Alphabet’s own Vint Cerf, Google’s chief internet evangelist and an internet pioneer known as one of the “fathers of the internet,” echoes these sentiments. At a conference in February 2023, Cerf warned about businesses piling money and resources into AI chatbots — just because they are a hot commodity.

“If you think, ‘Man, I can sell this to investors because it’s a hot topic and everyone will throw money at me,’ don’t do that,” Cerf said at the conference, according to CNBC. “Be thoughtful.”

In other words, in the rush to win the AI arms race, a series of false moves can further damage consumer trust, and that can be hard to win back in a crowded marketplace.

AI stocks: The good and the not-so-good

So far, the most successful company in this burgeoning age of AI has been NVIDIA (NASDAQ:NVDA), which makes graphics processing units (GPUs) that power and facilitate AI computing. NVIDIA has been the best-performing AI stock as its price has gone through the roof, rising 239% in 2023 and another 150% so far this year.

However, for every NVIDIA, there is a Lemonade (NASDAQ:LMND) or Upstart (NASDAQ:UPST): both AI fintechs that sparked a lot of interest when they went public but have fallen flat since.

Lemonade, which uses AI chatbots and algorithms to underwrite insurance policies and settle claims, was an AI darling when it hit the market in July 2020. Its initial public offering (IPO) was priced at $29 per share, and by February 2021, it was trading at $168 per share.

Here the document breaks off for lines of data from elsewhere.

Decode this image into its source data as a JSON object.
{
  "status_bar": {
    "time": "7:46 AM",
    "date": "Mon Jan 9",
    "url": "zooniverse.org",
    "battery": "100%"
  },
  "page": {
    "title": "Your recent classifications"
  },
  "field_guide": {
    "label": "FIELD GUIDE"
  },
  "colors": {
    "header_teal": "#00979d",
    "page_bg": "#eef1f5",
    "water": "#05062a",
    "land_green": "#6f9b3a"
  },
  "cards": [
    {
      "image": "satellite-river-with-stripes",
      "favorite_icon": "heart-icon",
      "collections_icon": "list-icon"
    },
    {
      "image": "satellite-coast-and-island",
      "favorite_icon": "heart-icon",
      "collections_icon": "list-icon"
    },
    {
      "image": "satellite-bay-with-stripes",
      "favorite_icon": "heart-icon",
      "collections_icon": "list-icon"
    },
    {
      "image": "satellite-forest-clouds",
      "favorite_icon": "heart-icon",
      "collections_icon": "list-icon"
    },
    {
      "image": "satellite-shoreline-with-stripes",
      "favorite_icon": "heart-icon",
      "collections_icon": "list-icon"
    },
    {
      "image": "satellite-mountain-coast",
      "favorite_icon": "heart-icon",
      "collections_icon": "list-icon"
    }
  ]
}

Today, Lemonade is trading at around $16 per share after plunging 90% from its highs.

It is a similar story with Upstart, which uses AI to handle loan requests. The company went public in December 2020 at $20 per share and surged to over $400 per share in 2021 before crashing. It is now trading at $25 per share.

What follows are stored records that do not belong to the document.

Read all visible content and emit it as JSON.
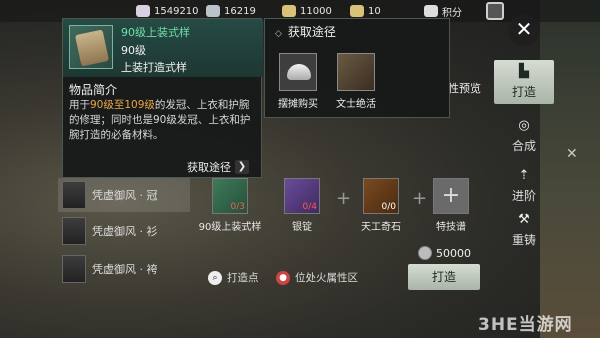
{
  "resources": [
    {
      "icon": "dumpling-icon",
      "value": "1549210"
    },
    {
      "icon": "silver-icon",
      "value": "16219"
    },
    {
      "icon": "ingot-icon",
      "value": "11000"
    },
    {
      "icon": "pouch-icon",
      "value": "10"
    },
    {
      "icon": "score-icon",
      "value": "积分"
    }
  ],
  "close_label": "✕",
  "item_popup": {
    "name": "90级上装式样",
    "level": "90级",
    "type": "上装打造式样",
    "desc_heading": "物品简介",
    "desc_parts": [
      "用于",
      "90级至109级",
      "的发冠、上衣和护腕的修理；同时也是90级发冠、上衣和护腕打造的必备材料。"
    ],
    "acquire_button": "获取途径"
  },
  "acquire_popup": {
    "title": "获取途径",
    "sources": [
      {
        "icon": "silver-ingot-icon",
        "label": "摆摊购买"
      },
      {
        "icon": "scholar-scroll-icon",
        "label": "文士绝活"
      }
    ]
  },
  "preview_label": "性预览",
  "side_tabs": [
    {
      "icon": "anvil-icon",
      "label": "打造",
      "active": true
    },
    {
      "icon": "combine-icon",
      "label": "合成"
    },
    {
      "icon": "upgrade-icon",
      "label": "进阶"
    },
    {
      "icon": "hammer-icon",
      "label": "重铸"
    }
  ],
  "equipment_list": [
    {
      "label": "凭虚御风 · 冠"
    },
    {
      "label": "凭虚御风 · 衫"
    },
    {
      "label": "凭虚御风 · 袴"
    }
  ],
  "materials": [
    {
      "name": "90级上装式样",
      "count": "0/3",
      "color": "green"
    },
    {
      "name": "银锭",
      "count": "0/4",
      "color": "purple"
    },
    {
      "name": "天工奇石",
      "count": "0/0",
      "color": "orange"
    },
    {
      "name": "特技谱",
      "count": "",
      "color": "grey"
    }
  ],
  "cost": "50000",
  "forge_button": "打造",
  "forge_point_link": "打造点",
  "fire_attr_link": "位处火属性区",
  "watermark": "3HE当游网"
}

This is not to say these companies won’t ultimately be successful; in fact, both have had consistently increased revenue. The problem has been high costs, competition from bigger companies crowding them out with their own AI tech, and irrational exuberance of investors sending their stock prices higher based on sentiment and not earnings.

These examples illuminate the hazards of investors chasing the latest shiny object. That said, there is little doubt that AI is the future of computing and that it will transform companies and industries along the way.

There is also little doubt that this is just the early days of AI, and even the experts can’t wrap their arms around where this technology will go from here.

Take the gen-AI chip market, for example. It has grown to $50 billion in 2024, up from virtually nothing in 2022, according to consulting firm Deloitte. By 2027, Deloitte predicts the market could be worth anywhere from $110 billion to $400 billion — showing the uncertainty even experts have on its growth trajectory.

Investors should be diligent

For a company like Alphabet, which is investing billions of dollars in its AI infrastructure, these AI fails may be more manageable because of their massive amount of resources. Google is far and away the dominant player in search and has been gaining market share in the cloud business, although it is a distant third with about an 11% market share.

Alphabet’s stock price took a hit on the recent news of the glitch, but it has since regained all the value it had lost. The stock is now back to trading at around $178 per share, up some 28% year to date.

While this episode has not helped its brand, Google has the resources to get it right. Apparently, the company also has plenty of leeway from investors given its market strength.

However, that’s not to say investors aren’t watching, and the next gen-AI fail could have a cumulative effect on eroding trust. Less-dominant players in their industries may not be afforded the same margin for error.

Thus, investors in AI stocks should be diligent, taking note of the gaffes and glitches and the company’s response to them and watching how much they spend on AI and if they are being responsible. Investors should also try to make sure the company is profitable or at least moving toward profitability and avoid AI stocks with ridiculously high multiples.